When it comes to the Indians and their pitching staff, 2019 has certainly been the Year of the Bieber. The All-Star Game MVP has realized basically all the potential that the wisest of us saw in him last year, and the Indians are so confident in him that they traded Trevor Bauer last week. He’s great. But this isn’t about Bieber. This is about Mike Clevinger, who did that whole “realize the potential” thing last season.
Despite a stint on the IL this year, he’s been even better than we saw in 2018. In fact, there’s plain evidence he’s been the best pitcher the Indians have for about a year now.
With the caveat that his only thrown 122 innings since the beginning of last August, 50 fewer than Bauer and 90 fewer than Bieber, Clevinger has been scintillating. Over the last calendar year he leads the Tribe in ERA at 2.58, K rate at 32.1%, batting average against at .193 (which also ranks third in all of baseball in the last year), and heck, he’s even second in wins, if that’s something you care about. These are all “tops in the Majors” type of numbers, so not only has he been good for the Tribe, he’s just been amazing in general. In fact, that ERA ranks fourth in baseball, the strikeout rate seventh, the batting average fourth. Calling a guy unhittable is high praise, and he’s certainly earned it.
He’s never really had his time in the sun, despite the nickname, simply because when he really broke out last year Bauer was in the process of overclocking everything about his own repertoire. Then this year he got hurt for a bit while Bieber has been doing his thing en route to Cleveland for All-Star honors. But he’s been great, and been turning into a pitcher while doing it. My personal touchstone of the shift from thrower to pitcher revolves around fastball usage, and it being subsumed by other pitches. Or more specifically, once a guy finds a way to throw a fastball less than half the time and really work those sequences - even going whole at-bats without using the fastball - the evolution from thrower to pitcher has truly begun in earnest. It’s simplistic certainly, but it’s a quick and dirty way to see that a pitcher has evolved their repertoire. This year is the first time in his career that we’ve seen Clevinger throw non-fastballs more than half the time:
Despite his cracking 97 mph or so on the gun, Clevinger has found the real way to knock down hitters. Bieber is the same way in his pitch mix after a rookie year around 57% four-seamers, perhaps fast-tracking on a Bauer-driven path to pitcher. As with seemingly everyone else in baseball, it’s the slider that’s been Clev’s secondary tool, and for good reason. It ranks 15th among all starters since last August in strikeout rate, and paired with an increasingly elite fastball, which at 96 mph on average tops all Indians and ranks 17th among all starters, you have a one-two pitch that is simply savage. Never mind that great 12-6 curve that continues to improve, worth 2.1 pitching runs by FanGraphs’ pitch value in this one year time frame. He’s throwing it more than ever too, so it’s not just a sample size thing. His change-up is fine too. Even fine is good though, if it’s just tertiary.

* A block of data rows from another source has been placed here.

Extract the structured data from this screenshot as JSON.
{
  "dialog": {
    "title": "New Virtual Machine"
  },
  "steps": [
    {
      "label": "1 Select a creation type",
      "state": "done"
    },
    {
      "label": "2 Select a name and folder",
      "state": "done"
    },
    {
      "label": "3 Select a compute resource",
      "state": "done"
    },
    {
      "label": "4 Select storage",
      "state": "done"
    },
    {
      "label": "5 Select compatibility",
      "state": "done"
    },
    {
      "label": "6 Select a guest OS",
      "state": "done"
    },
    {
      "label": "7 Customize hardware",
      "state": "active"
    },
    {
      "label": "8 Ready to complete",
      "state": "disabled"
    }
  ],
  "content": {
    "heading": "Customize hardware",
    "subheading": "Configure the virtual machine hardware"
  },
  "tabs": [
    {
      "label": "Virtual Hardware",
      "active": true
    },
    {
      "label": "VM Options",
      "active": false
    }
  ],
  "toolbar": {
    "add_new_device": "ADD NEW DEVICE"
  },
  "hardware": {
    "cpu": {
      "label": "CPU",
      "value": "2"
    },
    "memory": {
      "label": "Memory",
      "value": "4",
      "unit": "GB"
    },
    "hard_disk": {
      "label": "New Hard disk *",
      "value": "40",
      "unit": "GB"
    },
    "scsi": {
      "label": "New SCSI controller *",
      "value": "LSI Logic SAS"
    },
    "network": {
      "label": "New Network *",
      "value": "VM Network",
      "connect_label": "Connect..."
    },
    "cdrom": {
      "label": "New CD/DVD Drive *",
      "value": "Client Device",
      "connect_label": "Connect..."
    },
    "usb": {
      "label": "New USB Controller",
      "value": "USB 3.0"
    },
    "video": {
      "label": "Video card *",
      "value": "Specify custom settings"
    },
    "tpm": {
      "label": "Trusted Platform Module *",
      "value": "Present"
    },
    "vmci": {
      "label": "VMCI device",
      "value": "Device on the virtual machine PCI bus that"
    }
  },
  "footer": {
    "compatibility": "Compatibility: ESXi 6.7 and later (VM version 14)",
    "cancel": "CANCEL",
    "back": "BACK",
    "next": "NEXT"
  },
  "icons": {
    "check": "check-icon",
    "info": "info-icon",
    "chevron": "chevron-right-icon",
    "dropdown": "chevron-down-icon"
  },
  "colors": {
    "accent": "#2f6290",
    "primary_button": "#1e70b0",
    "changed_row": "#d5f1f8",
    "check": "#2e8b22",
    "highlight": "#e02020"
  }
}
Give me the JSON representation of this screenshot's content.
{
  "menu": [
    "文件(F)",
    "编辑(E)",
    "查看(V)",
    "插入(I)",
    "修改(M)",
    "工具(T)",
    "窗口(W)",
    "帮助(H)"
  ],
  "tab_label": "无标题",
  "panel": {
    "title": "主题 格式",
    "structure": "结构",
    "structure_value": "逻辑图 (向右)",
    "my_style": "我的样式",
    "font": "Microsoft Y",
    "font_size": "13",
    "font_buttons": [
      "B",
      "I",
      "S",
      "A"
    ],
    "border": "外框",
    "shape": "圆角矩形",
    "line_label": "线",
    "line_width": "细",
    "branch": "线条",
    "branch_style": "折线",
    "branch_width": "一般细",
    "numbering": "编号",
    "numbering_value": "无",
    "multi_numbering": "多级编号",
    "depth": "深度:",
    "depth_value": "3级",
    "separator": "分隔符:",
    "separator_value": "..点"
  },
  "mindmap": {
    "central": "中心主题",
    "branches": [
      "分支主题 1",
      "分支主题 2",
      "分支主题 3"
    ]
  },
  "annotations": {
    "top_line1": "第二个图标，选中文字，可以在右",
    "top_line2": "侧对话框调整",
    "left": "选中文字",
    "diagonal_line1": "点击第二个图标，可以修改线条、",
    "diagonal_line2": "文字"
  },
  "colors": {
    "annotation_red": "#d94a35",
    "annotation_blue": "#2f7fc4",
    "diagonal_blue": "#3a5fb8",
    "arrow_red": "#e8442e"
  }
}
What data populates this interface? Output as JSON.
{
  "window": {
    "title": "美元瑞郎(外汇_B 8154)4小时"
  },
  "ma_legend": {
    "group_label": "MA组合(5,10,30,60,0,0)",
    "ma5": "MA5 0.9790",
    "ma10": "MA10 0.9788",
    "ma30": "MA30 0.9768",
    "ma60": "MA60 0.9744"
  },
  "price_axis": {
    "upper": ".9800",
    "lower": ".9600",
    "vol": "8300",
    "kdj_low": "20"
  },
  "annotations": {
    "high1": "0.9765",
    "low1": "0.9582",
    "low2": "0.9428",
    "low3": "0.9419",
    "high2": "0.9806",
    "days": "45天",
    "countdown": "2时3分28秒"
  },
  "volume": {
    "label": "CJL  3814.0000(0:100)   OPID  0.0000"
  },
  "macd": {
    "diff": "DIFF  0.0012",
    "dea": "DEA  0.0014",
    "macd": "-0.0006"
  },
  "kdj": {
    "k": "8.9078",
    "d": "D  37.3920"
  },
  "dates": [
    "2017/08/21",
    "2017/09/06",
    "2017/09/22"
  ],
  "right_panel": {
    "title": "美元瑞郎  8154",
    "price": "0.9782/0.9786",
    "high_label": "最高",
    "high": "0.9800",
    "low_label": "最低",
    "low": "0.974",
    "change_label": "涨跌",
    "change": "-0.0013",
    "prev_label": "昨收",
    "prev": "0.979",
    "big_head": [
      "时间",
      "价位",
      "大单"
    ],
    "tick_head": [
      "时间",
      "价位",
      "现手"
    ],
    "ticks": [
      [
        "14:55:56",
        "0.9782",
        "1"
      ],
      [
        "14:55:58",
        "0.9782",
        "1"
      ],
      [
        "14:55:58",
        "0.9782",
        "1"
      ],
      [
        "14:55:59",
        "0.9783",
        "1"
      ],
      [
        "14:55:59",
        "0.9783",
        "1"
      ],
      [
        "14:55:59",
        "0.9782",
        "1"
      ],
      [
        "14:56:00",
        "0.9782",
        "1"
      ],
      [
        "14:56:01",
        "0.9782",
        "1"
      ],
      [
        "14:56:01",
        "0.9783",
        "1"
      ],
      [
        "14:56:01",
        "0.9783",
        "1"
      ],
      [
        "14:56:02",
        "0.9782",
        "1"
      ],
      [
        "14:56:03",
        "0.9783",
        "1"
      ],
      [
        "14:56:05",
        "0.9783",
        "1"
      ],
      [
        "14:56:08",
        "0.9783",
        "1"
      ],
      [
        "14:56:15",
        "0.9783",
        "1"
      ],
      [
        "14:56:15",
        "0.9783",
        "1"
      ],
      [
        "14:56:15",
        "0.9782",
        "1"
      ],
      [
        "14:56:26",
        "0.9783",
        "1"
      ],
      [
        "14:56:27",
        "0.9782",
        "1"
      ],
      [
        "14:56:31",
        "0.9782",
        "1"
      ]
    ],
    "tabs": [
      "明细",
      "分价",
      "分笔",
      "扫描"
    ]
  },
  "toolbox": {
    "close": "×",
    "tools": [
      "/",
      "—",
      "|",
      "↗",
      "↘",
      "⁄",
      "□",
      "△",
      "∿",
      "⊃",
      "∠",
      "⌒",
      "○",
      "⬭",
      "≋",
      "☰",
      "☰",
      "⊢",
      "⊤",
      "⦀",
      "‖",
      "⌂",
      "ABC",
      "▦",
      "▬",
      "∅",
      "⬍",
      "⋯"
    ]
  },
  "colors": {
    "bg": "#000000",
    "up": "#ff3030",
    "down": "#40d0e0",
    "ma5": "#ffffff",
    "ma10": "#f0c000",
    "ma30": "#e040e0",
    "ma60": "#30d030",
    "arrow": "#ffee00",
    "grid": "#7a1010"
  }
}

It certainly hurts in the near term to lose a pitcher of Trevor Bauer’s considerable talents. But between Bieber’s emergence and Clevinger being the team’s ace when he’s healthy without anyone even noticing, it’s one of the many reasons the Tribe can shrug it off and keep going. This is not what he was supposed to be — meaning one of the elite pitchers in baseball — but who cares what’s supposed to happen? Whether by his own hard work, the developmental structure of the team or some combination of that and luck, it’s what reality is.
Two years ago if someone told you the Indians’ two headed monster would be Bieber and Clevinger, with Clev the lead guy, you’d be called crazy. Well, let’s be crazy.